Now, again, the extreme Protestant might want to say, “Ah, but we can eat the bread at home.” And there is a whole ecclesiological debate here which cannot be had now, but let us just listen one more time to Cyril of Jerusalem, who says, “For in the figure of bread is the body given to you, and in the figure of wine the blood is given to you, in order that, having received the body and blood of Christ, you may become his one body and one blood in Christ”(2.3). This statement could be taken as an explication of what is implicit in Acts 2.42, in which the earliest Church is said to devote itself to four things: the apostles’ teaching, fellowship, the breaking of bread and prayer.
Many people have observed that there are three versions of Christ’s body in the New Testament: his actual, physical body which rose and is in heaven, his Eucharistic body, which is made present to us on earth in the bread and wine, and his ecclesial body, which is the Church. It makes perfect temporal sense of that three-fold identity to say that Christ was incarnate physically, instituted the Eucharist to be his sacramental presence on earth, which in turn gives life to, and sustains, his ecclesial body, which is the Church. And the latter in the same way as physical bread gives life to a human community.
And so there is a direct relationship between the breaking of the bread and fellowship. Why is this? Because we gather to receive the body that we might become the body. And bodies are connected – literally connected – they are united spacially and have continuity temporally. The purpose of God in the Church is to unite, in an act of cosmic and inter-personal reconciliation, a humanity that has fragmented and atomized because of sin. The internet does not reverse this atomization, but acts as a kind of grotesque parody of the catholicity that the Church truly represents. The internet does not have sacraments; the internet does not have real human reconciliation and forgiveness; the internet cannot make a body. The internet is not the Church. And if one believes that the internet can replace the functions of the Church then that person never believed in the Church in the first place.
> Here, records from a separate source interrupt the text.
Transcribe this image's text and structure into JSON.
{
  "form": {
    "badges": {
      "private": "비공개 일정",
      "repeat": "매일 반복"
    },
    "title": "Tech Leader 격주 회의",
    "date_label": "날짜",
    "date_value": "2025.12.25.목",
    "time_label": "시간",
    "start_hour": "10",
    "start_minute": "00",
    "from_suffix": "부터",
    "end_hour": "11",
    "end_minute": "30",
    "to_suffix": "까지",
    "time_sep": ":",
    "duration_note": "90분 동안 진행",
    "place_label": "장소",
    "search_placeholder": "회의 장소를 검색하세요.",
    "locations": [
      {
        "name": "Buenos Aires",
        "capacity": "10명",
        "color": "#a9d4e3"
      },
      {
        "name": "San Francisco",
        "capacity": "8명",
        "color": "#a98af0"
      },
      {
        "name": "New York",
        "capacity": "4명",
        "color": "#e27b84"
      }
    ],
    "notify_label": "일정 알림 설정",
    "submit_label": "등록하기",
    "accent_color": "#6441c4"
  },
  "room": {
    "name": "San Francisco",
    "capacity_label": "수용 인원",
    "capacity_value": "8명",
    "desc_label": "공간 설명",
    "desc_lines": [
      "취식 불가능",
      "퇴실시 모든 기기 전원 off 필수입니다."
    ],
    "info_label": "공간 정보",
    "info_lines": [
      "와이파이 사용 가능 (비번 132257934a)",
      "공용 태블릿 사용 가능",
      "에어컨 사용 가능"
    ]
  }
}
I should conclude: the Church must promote the ontological priority of life, but primarily a life that can only be had truly through Christ. It must abandon the false and cruel view that life must be extended at all costs, no matter who it hurts and no matter what it does to our life together as Christians. Finally, the Church must insist on its own priority as the fountain of grace, as an internet of the flesh, as the place where redemption is found through faith, through baptism, through fellowship and reconciliation with other Christians, and in our highest act of worship as we receive the Lord’s life into our bodies and souls in the Eucharist. This is nothing less than the recovery of the aboriginal beauty of creation, the ark of salvation, the site of a new humanity, the prefiguring of the eschatological community of heaven. And this can be, as Augustine rightly said, the only truly just community because it is the only community that truly gives God his due.
Perhaps, in these dark days, we can rediscover something of this our glorious identity.